World's largest collection of Holocaust documents goes digital
Although much of Yad Vashem's archive is already available through its website, new project enables users to search keywords and data just like a Google search.
The world's largest collection of Holocaust documents is going digital.
Israel's Holocaust memorial, Yad Vashem, is teaming up with Google to make its photographs and documents interactive and searchable on the Internet. The first 130,000 photos hit the web Wednesday.
Although much of Yad Vashem's archive was already available through its formidable website, the new project enables users to search keywords and data just like a Google search.
A social network-like component allows viewers to contribute to the project by adding their own stories, comments and documents about family members who appear in the online archives.
Yad Vashem Chairman Avner Shalev said even though that feature could be misused to post anti-Semitic comments, the risk is outweighed by the benefit provided to future generations seeking information about their ancestors.
This is part of our vision - to connect Yad Vashem's knowledge and information to modern technology, and bring it to youngsters, he said.
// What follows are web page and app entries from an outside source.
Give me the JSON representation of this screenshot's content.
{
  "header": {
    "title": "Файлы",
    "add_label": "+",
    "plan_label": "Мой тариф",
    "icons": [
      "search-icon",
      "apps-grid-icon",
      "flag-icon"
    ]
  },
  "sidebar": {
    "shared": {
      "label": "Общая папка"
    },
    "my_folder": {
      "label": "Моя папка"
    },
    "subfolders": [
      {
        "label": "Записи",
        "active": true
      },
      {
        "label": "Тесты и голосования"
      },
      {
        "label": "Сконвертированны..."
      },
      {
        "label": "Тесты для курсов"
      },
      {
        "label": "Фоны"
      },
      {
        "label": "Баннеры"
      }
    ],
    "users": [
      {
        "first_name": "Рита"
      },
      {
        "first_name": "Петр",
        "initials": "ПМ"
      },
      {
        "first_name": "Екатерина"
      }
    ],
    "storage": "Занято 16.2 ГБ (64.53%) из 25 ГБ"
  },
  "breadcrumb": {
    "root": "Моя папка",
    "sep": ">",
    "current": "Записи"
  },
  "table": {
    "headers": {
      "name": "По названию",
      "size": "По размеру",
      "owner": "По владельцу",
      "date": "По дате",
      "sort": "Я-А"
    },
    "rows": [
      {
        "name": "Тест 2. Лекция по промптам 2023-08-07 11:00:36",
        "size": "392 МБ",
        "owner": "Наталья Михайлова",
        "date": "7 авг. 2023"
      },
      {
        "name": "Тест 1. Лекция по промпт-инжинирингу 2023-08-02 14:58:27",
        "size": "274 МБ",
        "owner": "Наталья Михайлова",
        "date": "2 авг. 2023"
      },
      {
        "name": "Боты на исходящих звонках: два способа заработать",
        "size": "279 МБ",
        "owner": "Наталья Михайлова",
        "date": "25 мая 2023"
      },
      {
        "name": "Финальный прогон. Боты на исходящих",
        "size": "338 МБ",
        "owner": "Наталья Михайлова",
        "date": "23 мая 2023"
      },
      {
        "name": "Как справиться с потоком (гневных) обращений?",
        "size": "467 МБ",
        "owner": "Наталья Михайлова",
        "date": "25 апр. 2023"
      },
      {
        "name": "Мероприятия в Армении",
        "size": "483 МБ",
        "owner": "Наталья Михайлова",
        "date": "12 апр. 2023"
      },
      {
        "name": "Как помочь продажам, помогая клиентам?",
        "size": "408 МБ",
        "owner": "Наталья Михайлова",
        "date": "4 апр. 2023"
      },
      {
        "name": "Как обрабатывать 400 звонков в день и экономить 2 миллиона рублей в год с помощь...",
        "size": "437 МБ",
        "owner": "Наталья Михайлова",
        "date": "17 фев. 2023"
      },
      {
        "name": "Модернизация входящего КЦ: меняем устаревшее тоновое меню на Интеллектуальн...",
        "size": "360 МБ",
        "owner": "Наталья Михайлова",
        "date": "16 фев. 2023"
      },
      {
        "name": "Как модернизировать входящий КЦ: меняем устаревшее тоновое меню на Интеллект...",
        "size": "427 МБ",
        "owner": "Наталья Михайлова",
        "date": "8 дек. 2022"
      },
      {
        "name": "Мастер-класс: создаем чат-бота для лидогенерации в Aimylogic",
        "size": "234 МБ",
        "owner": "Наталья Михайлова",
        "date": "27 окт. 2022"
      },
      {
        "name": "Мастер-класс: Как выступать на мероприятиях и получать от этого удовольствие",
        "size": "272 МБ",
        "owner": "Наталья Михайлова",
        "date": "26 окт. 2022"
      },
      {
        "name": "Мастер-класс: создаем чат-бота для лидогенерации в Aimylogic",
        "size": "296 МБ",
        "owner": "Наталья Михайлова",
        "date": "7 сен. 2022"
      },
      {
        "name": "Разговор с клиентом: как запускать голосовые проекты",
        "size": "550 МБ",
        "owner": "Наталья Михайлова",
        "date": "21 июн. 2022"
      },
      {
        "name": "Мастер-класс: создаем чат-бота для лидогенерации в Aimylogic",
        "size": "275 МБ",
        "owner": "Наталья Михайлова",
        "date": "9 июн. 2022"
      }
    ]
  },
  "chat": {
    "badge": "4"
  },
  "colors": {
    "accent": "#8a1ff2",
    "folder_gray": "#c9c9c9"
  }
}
The project started three years ago in the Tel Aviv skyscraper that houses Google's research operations in Israel. It was inspired by a Google initiative encouraging employees to spend 20 percent of work time on projects they feel are important.
Google used experimental optical character recognition technology to make text within documents and photos searchable in multiple languages.
The move is just the latest in Yad Vashem's digital outreach. Earlier this week, the memorial launched a version of its YouTube channel in Farsi to educate the country's most bitter enemy - Iran - about the Nazi genocide of 6 million Jews.
Yad Vashem's next priority is to digitize its collection of survivor testimonies.
The launch comes a day before the UN. marks its annual Holocaust remembrance day.